**Task:** For each line of the data below that contains "heading", return that line.

**Dataset records:**
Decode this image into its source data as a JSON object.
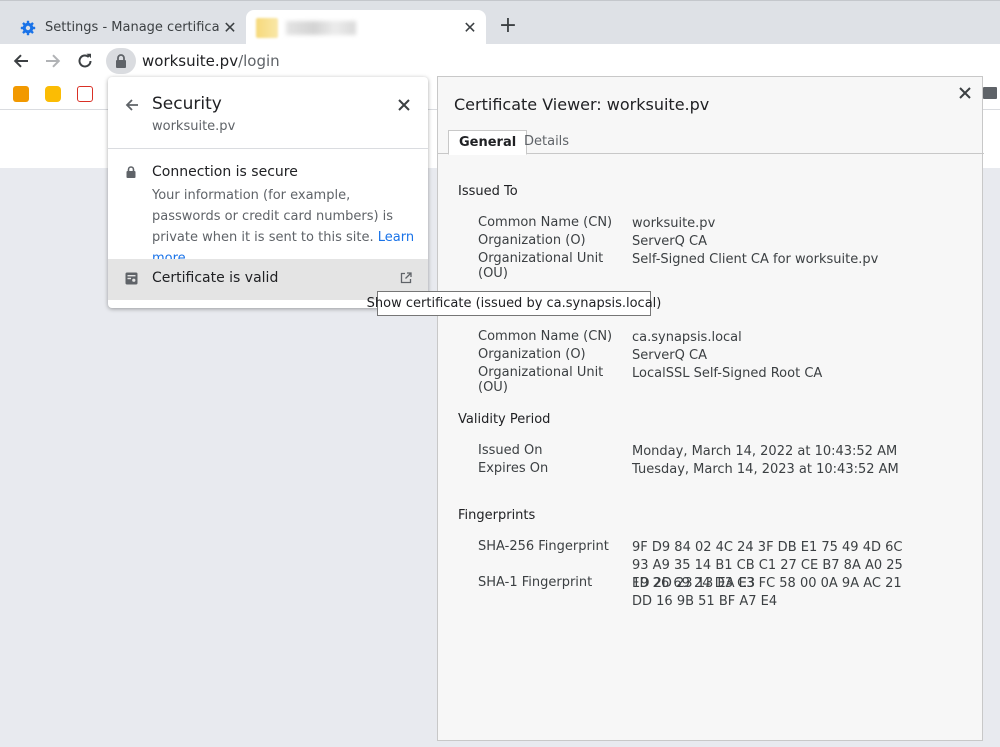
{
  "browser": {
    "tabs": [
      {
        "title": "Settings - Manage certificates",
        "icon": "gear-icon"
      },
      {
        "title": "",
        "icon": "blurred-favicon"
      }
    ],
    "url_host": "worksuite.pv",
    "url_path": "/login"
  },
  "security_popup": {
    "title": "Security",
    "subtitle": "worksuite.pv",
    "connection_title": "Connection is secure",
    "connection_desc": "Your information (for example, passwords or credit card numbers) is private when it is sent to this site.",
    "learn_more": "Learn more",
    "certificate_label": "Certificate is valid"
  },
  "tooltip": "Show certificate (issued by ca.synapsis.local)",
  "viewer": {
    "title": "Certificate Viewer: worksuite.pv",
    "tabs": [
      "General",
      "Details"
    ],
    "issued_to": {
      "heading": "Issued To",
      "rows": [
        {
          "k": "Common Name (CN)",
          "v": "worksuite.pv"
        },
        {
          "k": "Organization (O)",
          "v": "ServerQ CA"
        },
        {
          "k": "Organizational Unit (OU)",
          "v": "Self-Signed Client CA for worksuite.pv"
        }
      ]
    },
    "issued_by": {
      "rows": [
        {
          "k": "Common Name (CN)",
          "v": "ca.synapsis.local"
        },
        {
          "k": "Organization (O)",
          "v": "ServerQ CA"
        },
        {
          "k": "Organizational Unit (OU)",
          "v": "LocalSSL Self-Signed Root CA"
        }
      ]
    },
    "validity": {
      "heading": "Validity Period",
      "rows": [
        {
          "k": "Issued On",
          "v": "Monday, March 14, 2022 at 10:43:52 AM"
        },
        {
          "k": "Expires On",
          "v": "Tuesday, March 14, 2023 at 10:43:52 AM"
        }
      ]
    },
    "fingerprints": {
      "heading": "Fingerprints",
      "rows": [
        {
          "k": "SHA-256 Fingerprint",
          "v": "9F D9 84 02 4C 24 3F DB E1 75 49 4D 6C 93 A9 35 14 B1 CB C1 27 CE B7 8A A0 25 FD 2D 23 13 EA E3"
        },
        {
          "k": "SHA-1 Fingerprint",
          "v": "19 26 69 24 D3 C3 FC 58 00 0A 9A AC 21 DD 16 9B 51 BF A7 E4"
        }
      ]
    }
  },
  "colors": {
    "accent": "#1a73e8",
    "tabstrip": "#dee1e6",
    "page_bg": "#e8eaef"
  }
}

**Answer section:**
      "heading": "Issued To",
      "heading": "Validity Period",
      "heading": "Fingerprints",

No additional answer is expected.